The pathogens detected by mNGS can only represent the presence of these detected microorganisms in the specimen, but it cannot distinguish between colonizing, background, or pathogenic bacteria. Therefore, a modified version of the mNGS device was created. The provision of specimen collection sites could identify normal micro ecologies and the possible presence of opportunistic and colonizing bacteria. At the same time, combined with clinical data, such as current symptoms, changes in infection indicators (routine blood tests, C-reactive protein, procalcitonin, etc.), and imaging features are needed to make a comprehensive judgment. Moreover, a high number of detected microorganism sequences should be a priority for pathogenic pathogens [18].

However, due to the low nucleic acid extraction efficiency of intracellular infectious bacteria (tuberculosis bacillus, legionella, etc.) and pathogens with thick cell walls (such as fungi), pathogenic pathogens should be considered even if the number of detected sequences is not high [19]). Therefore, it is possible to detect coinfection using a modified version of this mNGS device.

Generally, a fluid sample is required for mNGS to identify pathogens. The application of wound tissue samples has seldom been reported. In our research, we found that mNGS can also identify pathogens accurately through wound tissue specimens, which was useful for prescribing antibiotics in the clinic. Based on the results above, we suggest that mNGS is a potential tool for pathogen detection in chronic wounds with granulation tissue, especially for mycobacterial identification. Compared with conventional microbiological identification, mNGS takes advantage of faster detection with a duration of 2 days on average and more accurate and specific results of mycobacteria, which makes a great contribution to reasonable antibiotic administration and differential diagnosis between tuberculosis mycobacteria and non-tuberculosis mycobacteria.

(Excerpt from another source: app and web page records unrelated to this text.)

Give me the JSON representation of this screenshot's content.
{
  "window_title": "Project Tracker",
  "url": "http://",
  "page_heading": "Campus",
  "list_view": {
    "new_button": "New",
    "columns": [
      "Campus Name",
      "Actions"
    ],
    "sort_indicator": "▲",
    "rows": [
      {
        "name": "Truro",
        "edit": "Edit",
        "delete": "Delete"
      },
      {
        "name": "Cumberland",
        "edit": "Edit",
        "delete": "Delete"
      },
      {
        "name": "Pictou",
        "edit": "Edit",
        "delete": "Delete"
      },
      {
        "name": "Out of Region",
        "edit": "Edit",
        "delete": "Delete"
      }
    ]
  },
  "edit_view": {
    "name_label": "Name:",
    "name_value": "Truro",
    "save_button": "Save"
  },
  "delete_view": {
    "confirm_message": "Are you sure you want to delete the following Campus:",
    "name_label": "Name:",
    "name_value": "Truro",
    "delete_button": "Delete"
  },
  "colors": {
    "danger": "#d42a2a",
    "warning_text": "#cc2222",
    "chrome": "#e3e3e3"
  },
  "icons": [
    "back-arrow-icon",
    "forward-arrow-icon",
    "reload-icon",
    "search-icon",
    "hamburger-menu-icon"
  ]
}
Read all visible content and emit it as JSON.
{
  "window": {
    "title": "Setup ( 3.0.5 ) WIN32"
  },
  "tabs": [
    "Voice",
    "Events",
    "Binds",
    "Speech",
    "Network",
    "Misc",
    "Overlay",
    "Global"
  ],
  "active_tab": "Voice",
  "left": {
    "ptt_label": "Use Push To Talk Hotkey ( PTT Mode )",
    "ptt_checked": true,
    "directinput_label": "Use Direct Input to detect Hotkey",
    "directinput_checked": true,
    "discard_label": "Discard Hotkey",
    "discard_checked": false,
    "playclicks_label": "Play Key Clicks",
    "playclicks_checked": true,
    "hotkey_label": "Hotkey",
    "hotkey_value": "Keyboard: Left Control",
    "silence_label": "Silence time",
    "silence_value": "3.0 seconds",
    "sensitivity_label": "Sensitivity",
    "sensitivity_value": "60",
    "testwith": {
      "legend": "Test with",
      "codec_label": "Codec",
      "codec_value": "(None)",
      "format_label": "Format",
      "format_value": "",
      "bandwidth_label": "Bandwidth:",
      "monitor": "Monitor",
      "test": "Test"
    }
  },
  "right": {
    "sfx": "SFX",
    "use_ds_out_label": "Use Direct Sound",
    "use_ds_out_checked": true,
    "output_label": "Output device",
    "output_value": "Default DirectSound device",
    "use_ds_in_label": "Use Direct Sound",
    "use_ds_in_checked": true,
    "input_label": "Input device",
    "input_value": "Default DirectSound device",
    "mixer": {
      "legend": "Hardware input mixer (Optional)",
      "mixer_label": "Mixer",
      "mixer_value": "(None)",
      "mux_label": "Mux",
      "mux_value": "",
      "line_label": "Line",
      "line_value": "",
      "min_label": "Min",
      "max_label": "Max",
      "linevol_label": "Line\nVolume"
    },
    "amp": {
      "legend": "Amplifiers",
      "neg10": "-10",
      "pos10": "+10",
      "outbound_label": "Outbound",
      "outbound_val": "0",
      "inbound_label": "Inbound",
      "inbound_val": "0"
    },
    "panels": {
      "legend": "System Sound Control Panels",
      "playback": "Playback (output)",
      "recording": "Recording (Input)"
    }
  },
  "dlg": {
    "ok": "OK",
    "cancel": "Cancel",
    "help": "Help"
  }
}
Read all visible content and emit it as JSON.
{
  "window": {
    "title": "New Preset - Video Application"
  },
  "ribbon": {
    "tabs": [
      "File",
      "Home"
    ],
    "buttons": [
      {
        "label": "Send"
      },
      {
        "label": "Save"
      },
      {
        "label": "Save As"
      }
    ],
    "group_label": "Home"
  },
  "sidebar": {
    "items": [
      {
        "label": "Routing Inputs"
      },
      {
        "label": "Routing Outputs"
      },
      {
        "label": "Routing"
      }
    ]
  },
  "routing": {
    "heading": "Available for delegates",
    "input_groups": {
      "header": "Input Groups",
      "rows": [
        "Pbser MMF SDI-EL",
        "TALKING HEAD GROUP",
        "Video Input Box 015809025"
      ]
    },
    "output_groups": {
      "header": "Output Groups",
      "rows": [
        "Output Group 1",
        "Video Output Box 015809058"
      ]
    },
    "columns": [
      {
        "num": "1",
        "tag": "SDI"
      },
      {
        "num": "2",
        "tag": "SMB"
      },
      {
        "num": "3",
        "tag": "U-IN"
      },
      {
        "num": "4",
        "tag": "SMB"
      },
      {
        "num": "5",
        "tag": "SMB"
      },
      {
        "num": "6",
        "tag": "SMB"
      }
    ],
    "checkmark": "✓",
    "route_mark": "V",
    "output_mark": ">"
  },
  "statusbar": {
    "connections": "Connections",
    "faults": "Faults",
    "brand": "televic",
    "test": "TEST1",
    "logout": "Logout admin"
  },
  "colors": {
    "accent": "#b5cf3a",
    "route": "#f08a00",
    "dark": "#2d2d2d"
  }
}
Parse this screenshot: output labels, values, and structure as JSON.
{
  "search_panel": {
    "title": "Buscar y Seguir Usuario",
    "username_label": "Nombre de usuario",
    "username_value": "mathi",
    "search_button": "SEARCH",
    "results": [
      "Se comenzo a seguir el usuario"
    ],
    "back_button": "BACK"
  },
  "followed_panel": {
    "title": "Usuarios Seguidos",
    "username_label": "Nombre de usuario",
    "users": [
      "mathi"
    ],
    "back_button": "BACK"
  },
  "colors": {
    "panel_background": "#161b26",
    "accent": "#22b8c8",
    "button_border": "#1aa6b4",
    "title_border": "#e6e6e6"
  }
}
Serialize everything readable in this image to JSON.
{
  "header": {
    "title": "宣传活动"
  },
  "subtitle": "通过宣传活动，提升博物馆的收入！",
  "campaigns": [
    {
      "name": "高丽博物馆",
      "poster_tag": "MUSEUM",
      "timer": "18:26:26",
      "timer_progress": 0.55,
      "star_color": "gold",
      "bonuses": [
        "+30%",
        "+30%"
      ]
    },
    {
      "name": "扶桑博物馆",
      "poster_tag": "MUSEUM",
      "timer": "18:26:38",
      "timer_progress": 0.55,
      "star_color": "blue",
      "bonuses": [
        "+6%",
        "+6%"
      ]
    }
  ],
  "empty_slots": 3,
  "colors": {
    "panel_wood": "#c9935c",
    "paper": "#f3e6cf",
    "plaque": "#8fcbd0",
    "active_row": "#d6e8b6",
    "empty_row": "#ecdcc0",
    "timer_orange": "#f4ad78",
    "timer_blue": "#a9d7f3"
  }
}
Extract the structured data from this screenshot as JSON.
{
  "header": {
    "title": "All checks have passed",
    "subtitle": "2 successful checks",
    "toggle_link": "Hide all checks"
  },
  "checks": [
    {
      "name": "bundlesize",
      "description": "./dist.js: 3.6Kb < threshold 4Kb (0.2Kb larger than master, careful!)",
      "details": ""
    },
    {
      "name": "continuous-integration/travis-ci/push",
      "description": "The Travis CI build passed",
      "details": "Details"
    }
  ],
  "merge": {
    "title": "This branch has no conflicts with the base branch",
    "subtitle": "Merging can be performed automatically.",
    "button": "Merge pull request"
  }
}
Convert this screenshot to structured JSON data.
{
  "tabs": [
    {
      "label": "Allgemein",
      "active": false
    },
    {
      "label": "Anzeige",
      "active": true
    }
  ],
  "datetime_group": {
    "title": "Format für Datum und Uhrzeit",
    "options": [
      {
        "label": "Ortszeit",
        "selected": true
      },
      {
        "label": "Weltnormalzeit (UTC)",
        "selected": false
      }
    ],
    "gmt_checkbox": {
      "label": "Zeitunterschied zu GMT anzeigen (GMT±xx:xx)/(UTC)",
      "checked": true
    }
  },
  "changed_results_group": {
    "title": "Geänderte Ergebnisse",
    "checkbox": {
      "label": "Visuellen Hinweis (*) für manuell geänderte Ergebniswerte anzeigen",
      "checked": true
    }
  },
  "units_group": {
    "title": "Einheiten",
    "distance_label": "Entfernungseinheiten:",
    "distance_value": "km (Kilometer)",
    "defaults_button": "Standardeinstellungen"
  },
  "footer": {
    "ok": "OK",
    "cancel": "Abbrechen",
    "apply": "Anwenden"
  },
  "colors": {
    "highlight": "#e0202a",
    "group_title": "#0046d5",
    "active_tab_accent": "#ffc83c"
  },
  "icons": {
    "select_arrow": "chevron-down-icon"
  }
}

We suggest that mNGS has the following advantages in comparison to conventional bacterial culture: 1) has a higher positive rate, especially for anaerobe, tuberculosis mycobacteria, and non-tuberculosis mycobacteria detection, 2) can be used for virus and rare pathogen identification, and 3) can identify multiple pathogens simultaneously through one sample. As a comprehensive direct detection method, mNGS may eventually replace culture, antigen detection and PCR methods in clinical microbiology [20]. Furthermore, mNGS will have a pivotal role in monitoring and tracking new disease outbreaks. As mNGS bases of rapid diagnostic platforms are distributed globally, it will be possible to detect and control infectious outbreaks at a much earlier stage, saving lives and lowering costs.

However, there are still some limitations to our research. First, the sample size is small, and more patients are required for further investigation. Second, in addition to granulation wounds, other kinds of wounds, including bone, acute, and muscle wounds, should also be investigated for pathogen detection through mNGS.

In conclusion, mNGS is a promising tool for microbial identification with properties of rapid detection and high specificity, providing a novel approach for the detection of mycobacteria in chronic granulation wound infections.